• EXERCISE:
Scan the material below and report how many lines include the string "OffTime"; nothing else belongs in the reply.
□ □ □ □ □
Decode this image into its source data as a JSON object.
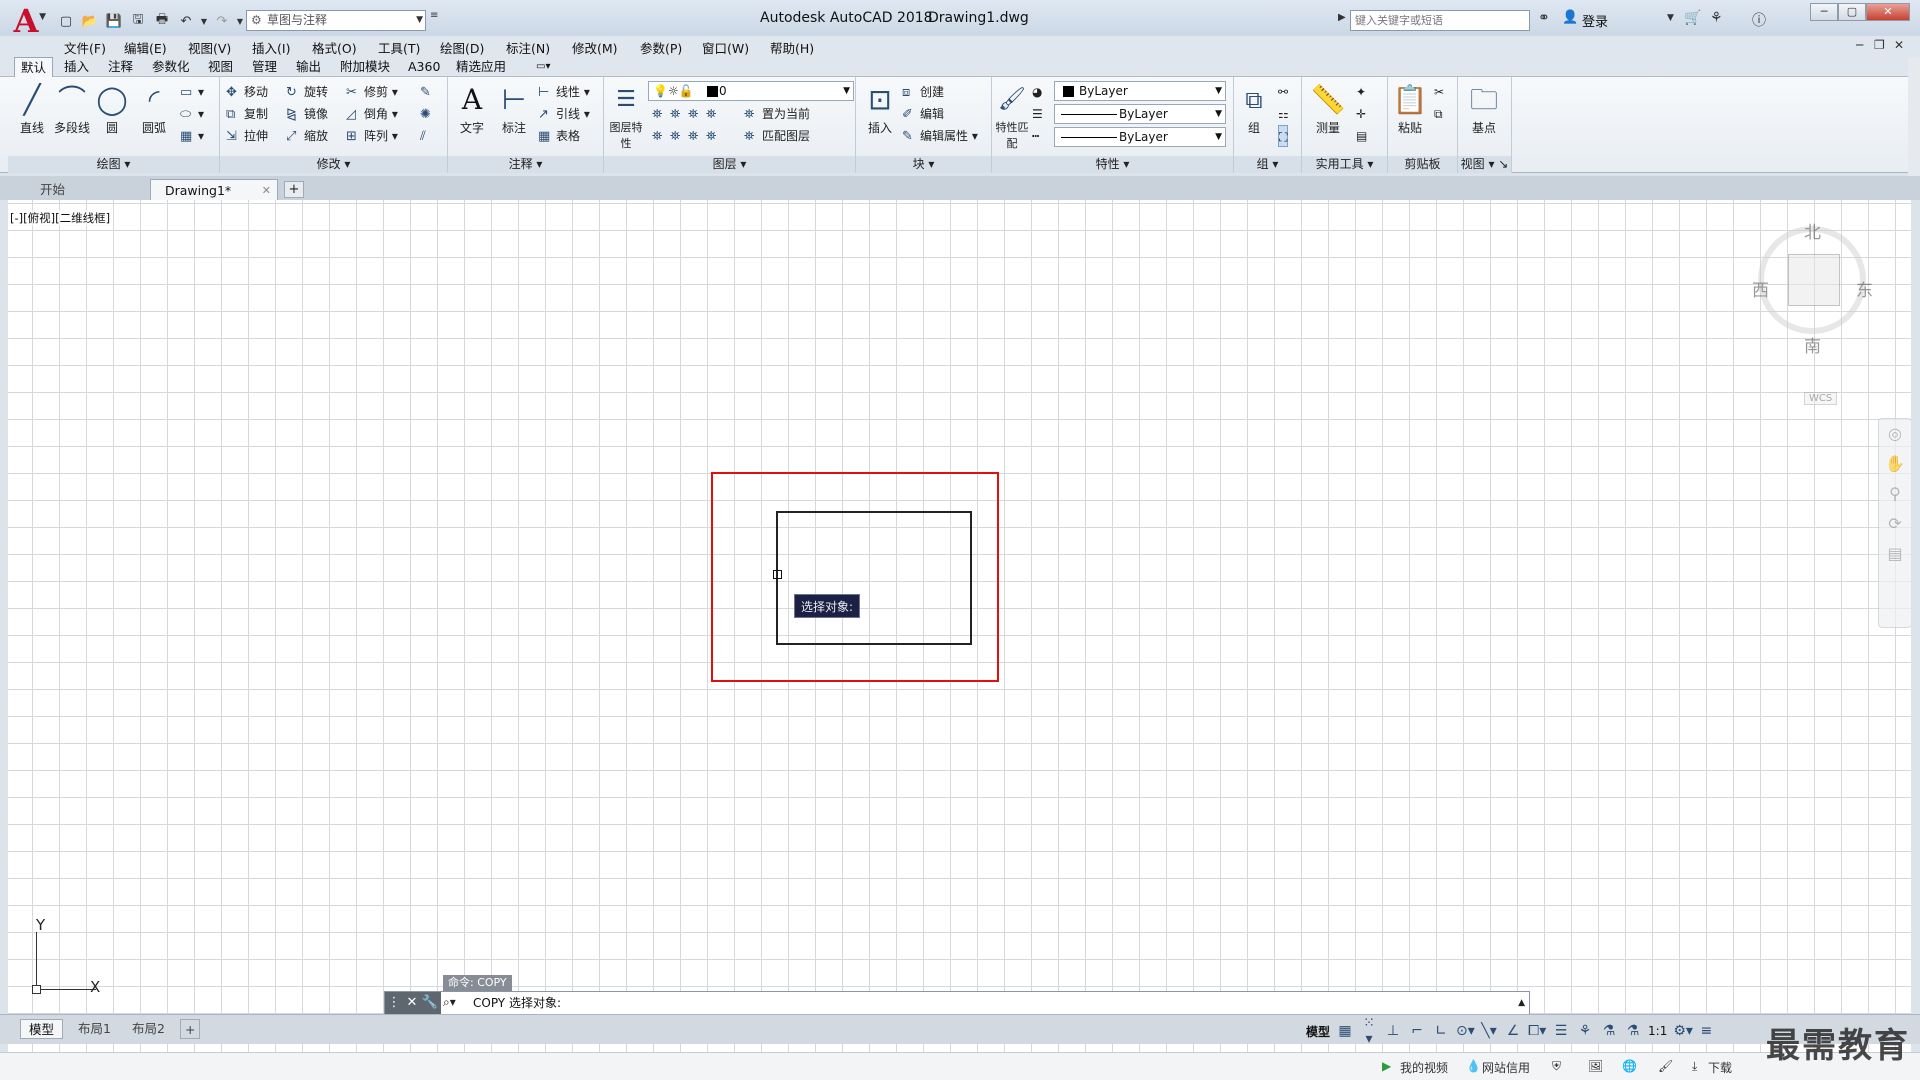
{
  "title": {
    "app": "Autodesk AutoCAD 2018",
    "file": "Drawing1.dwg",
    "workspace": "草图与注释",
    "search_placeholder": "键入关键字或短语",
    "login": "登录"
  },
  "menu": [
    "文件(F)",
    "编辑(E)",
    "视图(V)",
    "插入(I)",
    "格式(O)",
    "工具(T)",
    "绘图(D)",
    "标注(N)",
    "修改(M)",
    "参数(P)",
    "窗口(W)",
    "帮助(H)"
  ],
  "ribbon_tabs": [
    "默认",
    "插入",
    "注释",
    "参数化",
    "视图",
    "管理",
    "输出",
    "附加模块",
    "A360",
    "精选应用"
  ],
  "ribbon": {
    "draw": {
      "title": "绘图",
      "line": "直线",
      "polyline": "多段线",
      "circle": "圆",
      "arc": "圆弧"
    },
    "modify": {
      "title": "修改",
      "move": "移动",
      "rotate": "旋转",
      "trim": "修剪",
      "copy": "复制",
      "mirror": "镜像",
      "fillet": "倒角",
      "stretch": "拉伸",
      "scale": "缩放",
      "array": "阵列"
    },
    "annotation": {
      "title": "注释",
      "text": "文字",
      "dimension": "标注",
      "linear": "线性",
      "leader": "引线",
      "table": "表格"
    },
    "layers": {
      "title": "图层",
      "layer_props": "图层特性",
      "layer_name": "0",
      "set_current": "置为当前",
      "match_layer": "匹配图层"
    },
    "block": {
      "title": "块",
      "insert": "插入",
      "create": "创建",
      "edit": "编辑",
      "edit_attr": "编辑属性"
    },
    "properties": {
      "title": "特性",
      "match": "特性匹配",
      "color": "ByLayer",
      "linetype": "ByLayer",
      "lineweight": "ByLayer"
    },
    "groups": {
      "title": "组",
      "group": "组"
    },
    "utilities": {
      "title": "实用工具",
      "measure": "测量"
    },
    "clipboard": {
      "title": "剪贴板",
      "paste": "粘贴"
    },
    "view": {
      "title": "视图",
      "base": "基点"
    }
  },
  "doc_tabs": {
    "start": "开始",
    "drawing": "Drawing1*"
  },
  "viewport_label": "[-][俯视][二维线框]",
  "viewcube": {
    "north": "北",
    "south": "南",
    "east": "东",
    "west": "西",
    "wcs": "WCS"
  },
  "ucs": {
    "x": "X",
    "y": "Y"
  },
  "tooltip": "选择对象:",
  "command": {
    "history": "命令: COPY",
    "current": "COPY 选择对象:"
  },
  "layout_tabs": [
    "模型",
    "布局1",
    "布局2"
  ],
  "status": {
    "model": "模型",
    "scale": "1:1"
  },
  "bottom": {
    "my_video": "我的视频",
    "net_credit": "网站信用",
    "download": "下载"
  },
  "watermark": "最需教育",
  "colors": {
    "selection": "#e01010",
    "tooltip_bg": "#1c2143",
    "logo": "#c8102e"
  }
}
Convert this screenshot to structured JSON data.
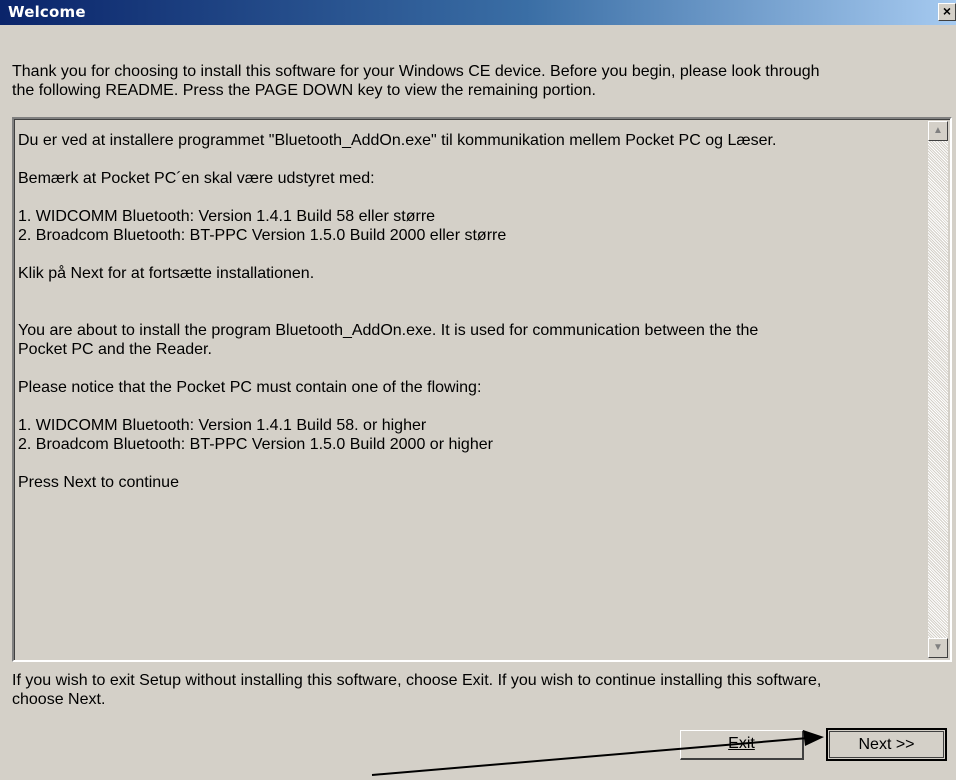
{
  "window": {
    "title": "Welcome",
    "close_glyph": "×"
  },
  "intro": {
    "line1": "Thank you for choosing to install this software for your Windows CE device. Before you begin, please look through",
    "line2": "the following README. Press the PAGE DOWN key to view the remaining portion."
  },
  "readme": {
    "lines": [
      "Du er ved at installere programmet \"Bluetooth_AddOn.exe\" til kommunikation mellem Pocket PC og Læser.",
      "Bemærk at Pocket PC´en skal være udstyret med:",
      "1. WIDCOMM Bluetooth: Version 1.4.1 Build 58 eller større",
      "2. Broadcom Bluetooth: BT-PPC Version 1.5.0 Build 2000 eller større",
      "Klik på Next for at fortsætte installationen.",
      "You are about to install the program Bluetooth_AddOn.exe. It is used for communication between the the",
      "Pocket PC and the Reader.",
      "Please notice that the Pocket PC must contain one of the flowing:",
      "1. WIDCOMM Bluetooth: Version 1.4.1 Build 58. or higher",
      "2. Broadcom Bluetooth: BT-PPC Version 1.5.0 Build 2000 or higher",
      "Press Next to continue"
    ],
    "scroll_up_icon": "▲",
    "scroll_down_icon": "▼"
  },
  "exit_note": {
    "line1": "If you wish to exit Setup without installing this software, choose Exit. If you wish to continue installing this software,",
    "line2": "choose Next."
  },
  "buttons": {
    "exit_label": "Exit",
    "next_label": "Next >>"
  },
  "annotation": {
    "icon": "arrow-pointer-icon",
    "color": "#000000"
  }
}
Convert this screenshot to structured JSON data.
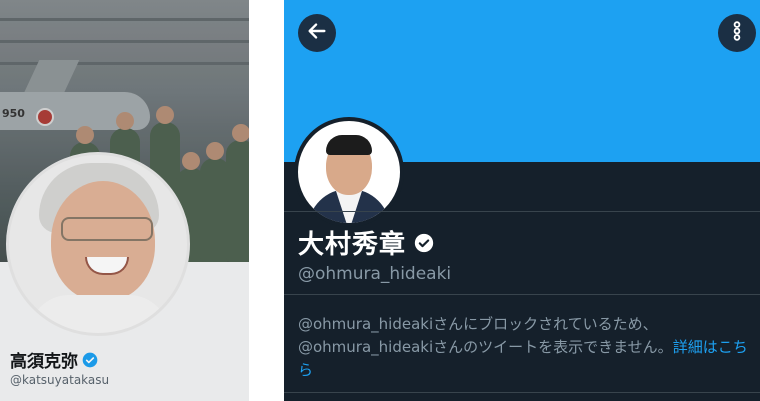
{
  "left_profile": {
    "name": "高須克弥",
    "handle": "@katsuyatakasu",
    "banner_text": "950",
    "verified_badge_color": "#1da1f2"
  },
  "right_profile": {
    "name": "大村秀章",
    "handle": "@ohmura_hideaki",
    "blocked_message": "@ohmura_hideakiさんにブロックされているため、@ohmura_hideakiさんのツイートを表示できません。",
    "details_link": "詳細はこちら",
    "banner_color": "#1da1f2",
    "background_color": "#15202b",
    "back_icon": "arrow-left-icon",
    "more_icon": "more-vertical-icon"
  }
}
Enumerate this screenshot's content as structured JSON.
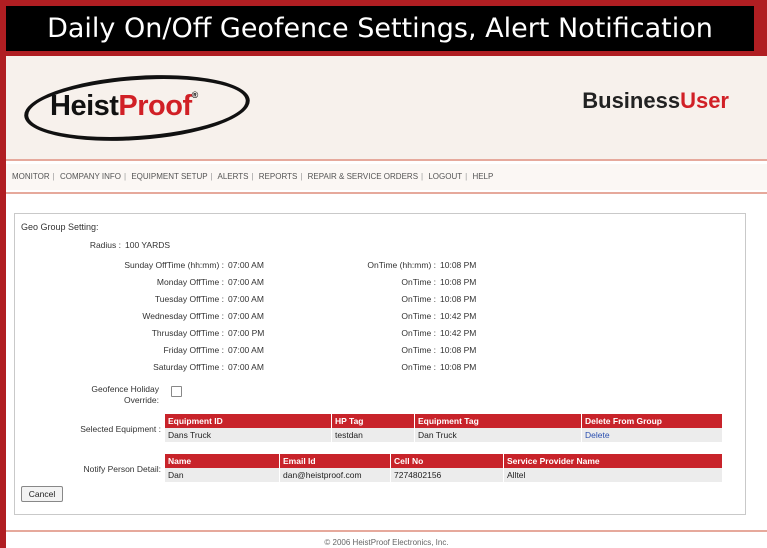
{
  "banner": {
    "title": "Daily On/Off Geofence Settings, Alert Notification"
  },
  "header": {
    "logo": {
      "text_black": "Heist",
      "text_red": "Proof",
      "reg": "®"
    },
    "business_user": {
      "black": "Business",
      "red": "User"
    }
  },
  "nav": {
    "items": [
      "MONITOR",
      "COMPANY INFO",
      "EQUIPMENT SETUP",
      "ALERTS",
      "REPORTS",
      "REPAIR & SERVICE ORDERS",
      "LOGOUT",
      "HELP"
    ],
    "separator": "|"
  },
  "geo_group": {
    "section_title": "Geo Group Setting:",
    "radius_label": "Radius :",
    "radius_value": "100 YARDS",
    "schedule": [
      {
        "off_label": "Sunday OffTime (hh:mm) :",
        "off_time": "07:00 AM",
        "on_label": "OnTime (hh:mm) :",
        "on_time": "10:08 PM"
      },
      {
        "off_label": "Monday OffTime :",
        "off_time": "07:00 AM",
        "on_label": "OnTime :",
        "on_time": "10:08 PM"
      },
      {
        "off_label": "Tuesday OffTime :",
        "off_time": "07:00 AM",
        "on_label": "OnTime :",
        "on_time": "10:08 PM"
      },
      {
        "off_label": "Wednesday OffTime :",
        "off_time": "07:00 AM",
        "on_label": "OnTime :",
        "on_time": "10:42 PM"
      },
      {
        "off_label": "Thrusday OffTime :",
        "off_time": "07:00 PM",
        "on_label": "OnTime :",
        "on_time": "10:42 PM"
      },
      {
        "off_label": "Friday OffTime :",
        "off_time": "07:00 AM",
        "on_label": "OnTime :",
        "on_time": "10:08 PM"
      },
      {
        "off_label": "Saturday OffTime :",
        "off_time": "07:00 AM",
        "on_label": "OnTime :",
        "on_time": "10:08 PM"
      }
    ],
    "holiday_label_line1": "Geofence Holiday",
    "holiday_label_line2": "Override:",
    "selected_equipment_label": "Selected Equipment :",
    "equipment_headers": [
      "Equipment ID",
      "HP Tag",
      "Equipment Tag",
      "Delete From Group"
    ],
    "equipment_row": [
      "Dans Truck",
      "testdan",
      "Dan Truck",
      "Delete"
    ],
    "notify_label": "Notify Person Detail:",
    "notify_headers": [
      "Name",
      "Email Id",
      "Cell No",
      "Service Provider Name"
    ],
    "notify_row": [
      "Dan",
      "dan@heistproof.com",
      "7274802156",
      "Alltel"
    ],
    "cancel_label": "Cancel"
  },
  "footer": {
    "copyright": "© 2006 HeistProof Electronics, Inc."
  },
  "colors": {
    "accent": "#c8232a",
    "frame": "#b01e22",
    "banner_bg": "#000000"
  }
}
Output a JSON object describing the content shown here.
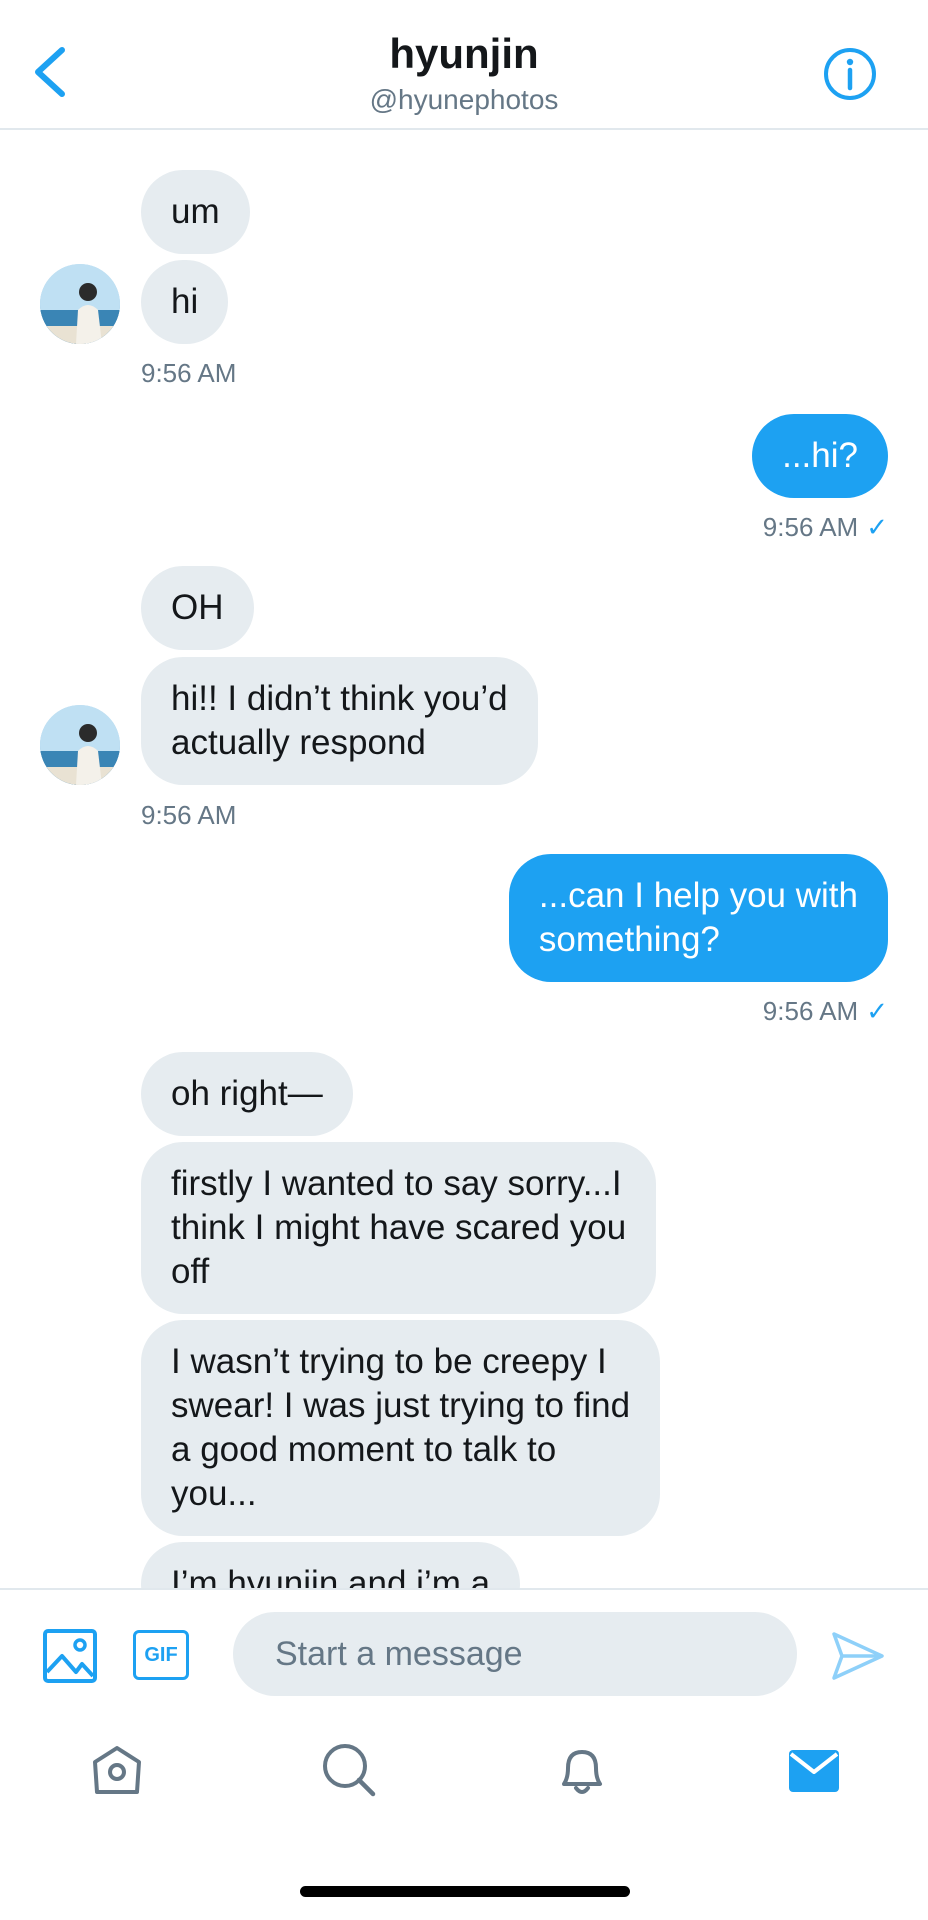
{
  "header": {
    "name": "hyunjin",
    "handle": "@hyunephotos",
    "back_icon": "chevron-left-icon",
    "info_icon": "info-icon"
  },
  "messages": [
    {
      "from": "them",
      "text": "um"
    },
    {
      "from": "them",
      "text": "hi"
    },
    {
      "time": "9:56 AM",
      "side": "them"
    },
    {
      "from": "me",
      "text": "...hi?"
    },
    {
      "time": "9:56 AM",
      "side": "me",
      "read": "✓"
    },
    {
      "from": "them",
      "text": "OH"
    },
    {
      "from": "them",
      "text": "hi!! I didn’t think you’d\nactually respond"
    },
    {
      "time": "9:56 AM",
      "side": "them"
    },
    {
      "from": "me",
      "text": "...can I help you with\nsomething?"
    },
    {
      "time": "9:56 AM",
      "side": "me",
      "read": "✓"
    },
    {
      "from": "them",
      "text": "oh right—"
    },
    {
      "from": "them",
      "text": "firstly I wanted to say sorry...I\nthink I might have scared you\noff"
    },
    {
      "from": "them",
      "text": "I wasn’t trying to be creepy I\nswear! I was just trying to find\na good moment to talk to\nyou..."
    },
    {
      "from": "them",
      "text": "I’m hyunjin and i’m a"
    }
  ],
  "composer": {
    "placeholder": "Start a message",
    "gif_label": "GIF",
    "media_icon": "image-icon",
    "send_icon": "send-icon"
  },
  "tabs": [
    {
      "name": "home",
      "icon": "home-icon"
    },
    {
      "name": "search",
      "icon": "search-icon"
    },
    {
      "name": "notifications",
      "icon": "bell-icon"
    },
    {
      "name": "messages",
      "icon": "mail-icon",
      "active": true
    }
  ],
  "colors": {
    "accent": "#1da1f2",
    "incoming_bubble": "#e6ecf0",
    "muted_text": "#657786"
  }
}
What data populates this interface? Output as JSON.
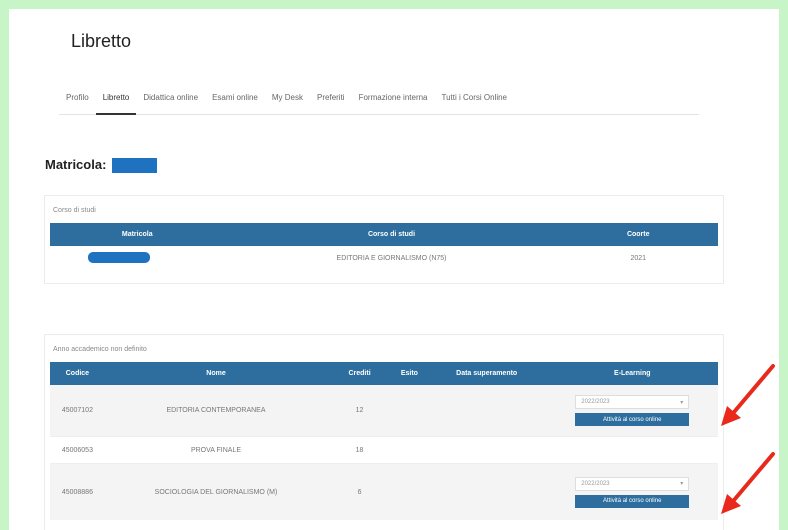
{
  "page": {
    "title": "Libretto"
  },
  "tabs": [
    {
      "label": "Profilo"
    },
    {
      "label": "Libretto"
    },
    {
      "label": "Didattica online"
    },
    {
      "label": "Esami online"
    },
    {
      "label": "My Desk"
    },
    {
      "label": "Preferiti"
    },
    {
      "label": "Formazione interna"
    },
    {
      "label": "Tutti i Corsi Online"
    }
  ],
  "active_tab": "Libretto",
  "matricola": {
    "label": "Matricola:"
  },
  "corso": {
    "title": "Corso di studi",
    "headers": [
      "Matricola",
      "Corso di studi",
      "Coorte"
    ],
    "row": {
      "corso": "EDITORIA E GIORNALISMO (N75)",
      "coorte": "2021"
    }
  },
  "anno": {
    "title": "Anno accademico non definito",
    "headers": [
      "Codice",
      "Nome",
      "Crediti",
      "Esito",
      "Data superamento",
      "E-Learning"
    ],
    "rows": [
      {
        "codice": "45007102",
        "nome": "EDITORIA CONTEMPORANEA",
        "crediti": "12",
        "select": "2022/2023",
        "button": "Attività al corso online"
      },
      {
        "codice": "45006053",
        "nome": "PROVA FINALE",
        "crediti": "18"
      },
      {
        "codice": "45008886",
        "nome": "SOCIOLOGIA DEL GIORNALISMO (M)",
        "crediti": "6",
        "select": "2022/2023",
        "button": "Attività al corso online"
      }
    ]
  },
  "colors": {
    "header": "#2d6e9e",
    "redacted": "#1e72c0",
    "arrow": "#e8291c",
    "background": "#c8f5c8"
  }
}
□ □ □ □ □
• SOLVED EXERCISE:
7